An exploration of the blending of the senses without the use of psychoactive hallucinogens.
Review by Fate Staff
New Page Books • by Maureen Seaberg
Synesthesia is the unique ability to link colors, sounds and shapes into a surreal sensory experience. Basically, certain letters, sound and smells are experienced as swirling symphonies of color depending on the individual.
To be clear, synesthesia is not a handicap or a dysfunction, but the loss of inhibition in distinguishing between the senses. The condition is rare and most people can’t experience synesthesia without psychoactive hallucinogens. So for those of us left wanting, we have lifelong synesthete and New York Times journalist Maureen Seaberg to take us on a journey thru her eyes and ears.

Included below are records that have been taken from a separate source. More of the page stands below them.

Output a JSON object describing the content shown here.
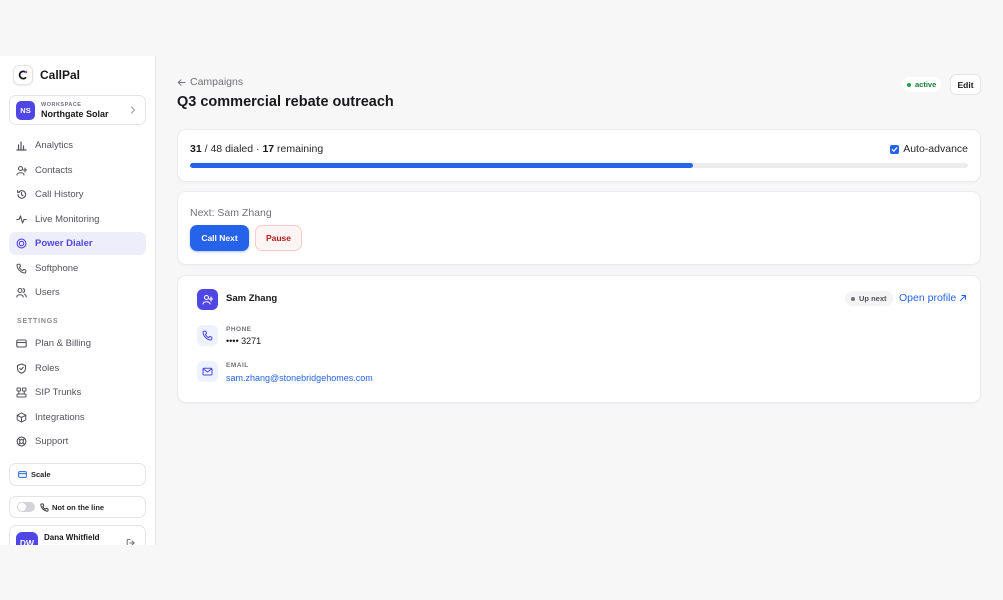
{
  "app": {
    "name": "CallPal"
  },
  "workspace": {
    "label": "WORKSPACE",
    "initials": "NS",
    "name": "Northgate Solar"
  },
  "sidebar": {
    "items": [
      {
        "label": "Analytics",
        "icon": "bar-chart-icon"
      },
      {
        "label": "Contacts",
        "icon": "user-plus-icon"
      },
      {
        "label": "Call History",
        "icon": "history-icon"
      },
      {
        "label": "Live Monitoring",
        "icon": "activity-icon"
      },
      {
        "label": "Power Dialer",
        "icon": "target-icon",
        "active": true
      },
      {
        "label": "Softphone",
        "icon": "phone-icon"
      },
      {
        "label": "Users",
        "icon": "users-icon"
      }
    ],
    "settings_label": "SETTINGS",
    "settings_items": [
      {
        "label": "Plan & Billing",
        "icon": "credit-card-icon"
      },
      {
        "label": "Roles",
        "icon": "shield-icon"
      },
      {
        "label": "SIP Trunks",
        "icon": "network-icon"
      },
      {
        "label": "Integrations",
        "icon": "box-icon"
      },
      {
        "label": "Support",
        "icon": "lifebuoy-icon"
      }
    ],
    "plan": "Scale",
    "line_status": "Not on the line",
    "user": {
      "initials": "DW",
      "name": "Dana Whitfield"
    }
  },
  "header": {
    "back_label": "Campaigns",
    "title": "Q3 commercial rebate outreach",
    "status": "active",
    "edit_label": "Edit"
  },
  "progress": {
    "dialed": "31",
    "total": "48",
    "dialed_suffix": "dialed",
    "remaining": "17",
    "remaining_suffix": "remaining",
    "fraction": 0.646,
    "auto_advance_label": "Auto-advance",
    "auto_advance": true
  },
  "next": {
    "label": "Next: Sam Zhang",
    "call_label": "Call Next",
    "pause_label": "Pause"
  },
  "contact": {
    "name": "Sam Zhang",
    "badge": "Up next",
    "open_profile": "Open profile",
    "phone_label": "PHONE",
    "phone": "•••• 3271",
    "email_label": "EMAIL",
    "email": "sam.zhang@stonebridgehomes.com"
  },
  "colors": {
    "accent": "#2563eb",
    "brand": "#4f46e5",
    "danger": "#b91c1c",
    "success": "#16a34a"
  }
}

Seaberg describes her own personal experiences of growing up trying to understand a visual sensation that few understood. And while her personal story is the heart of the book, it’s her interviews with famous synesthetes such as American pop master Billy Joel, violinist Itzhak Pearlman and producer Pharell Williams that explode with color. The descriptions of their methods for crafting music from synesthesia are well worth the price of admission. Which makes you wonder why synesthetes are virtually unheard of? There was a time when synesthetes were in the salons of Paris and culturally celebrated for their abilities, but now not even main stream science cares to study the condition.
The book is an encouraging biography composed of reflections Seaberg gleams from her interviews and weaves into her story of striving to understand the sights that she and many other artists share. And having friends in high places, like Norman Mailer (turns out Marilyn Monroe was one too) helps when trying to expand public knowledge of Synesthesias existence. Overall, the book is a humorous and eye opening read you will have to taste to believe.